The DFDS ferry, which will be using its own horns as well as carrying some of our largest tuned horns is only in dock every couple of days, so we're installing the Kockums horns today. We're going to be dropping off horns at various ships over the next week, and then on the morning of the show we will be running around like crazy people doing final tuning of the horns and installing the control boxes that will drive the ships horns.
It's a difficult balance - we want to have our horns distributed between as many ships as possible, but the more ships we have to deal with on the morning of the show the more crazy it's going to be. Every single horn will need to be re-tuned once it's in position, and all of the electronics, computers and air supplies have to be tested and set up - all in the space of a few hours.
An email that made my day:
"I am emailing on behalf of the Friars Goose Watersports Club. We are based on the Tyne in Felling, opposite St Peters Basin on the cheap side of the river. Friars Goose was a small shipyard for 200 years, bought out by worker when it closed in 1972. Original members still run the club, and we are proud to be one of the last remaining pieces of maritime heritage which is still operational in the North East. Many of our members vessels are older than Souter Lighthouse, most are made from bits of vessels that will have sailed past Souter Lighthouse in its early days of operations. The bell and a couple of brass fittings on my boat were taken from the boat recently scrapped in the picture below, taken last summer at Friars Goose, which still bore bullet holes from its job rescuing solders as part of the DDay landings. I was tasked to try and get involvement in the Foghorn Requiem and see if we can be part of a flotilla or better still, the concert itself.
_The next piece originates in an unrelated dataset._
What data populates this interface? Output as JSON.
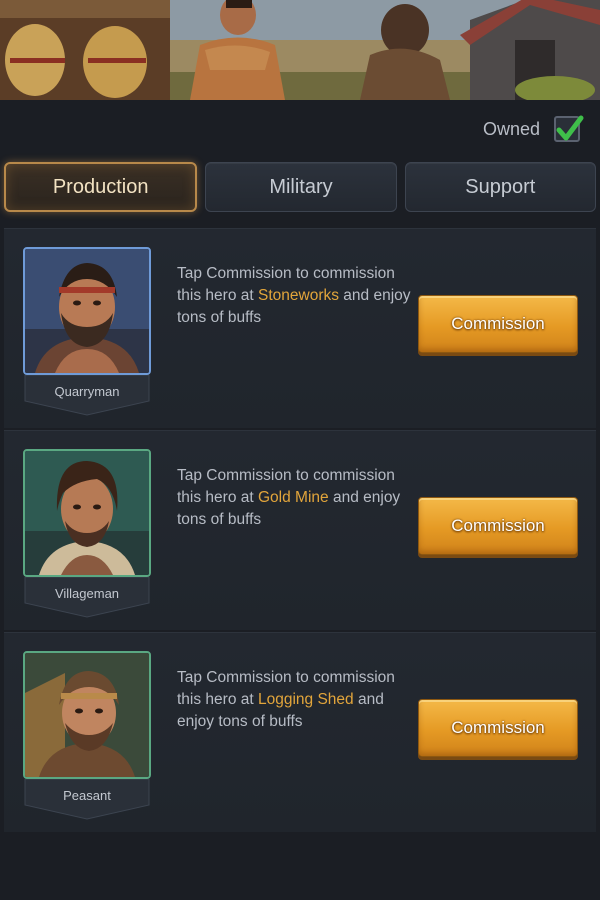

We have about 20 vessels, and would love to play out part in some way".
Here is the fantastic Mel Irving from the South Tyneside College Marine Simulation facility, where I have been plotting and simulating the positions of vessels taking part in the flotilla. This extraordinary facility has enabled us to test safety aspects of the proximity of vessels, different weather, wind and tide impacts and the overall impression of the whole flotilla. Tomorrow the captain of the DFDS Seaways vessel (pictured with a small Kockum Sonics horn) will be coming to the marine simulation facility to see the planned position of the Princess Seaways ferry
While testing on Sunday Richard Hollineshead spotted the DFDS Seaways Ferry doing a sail past and was quick to radio the captain, who honked his horns. They were sufficiently loud, especially since we installed extra Kockum Sonics Horns on the ferry a few weeks ago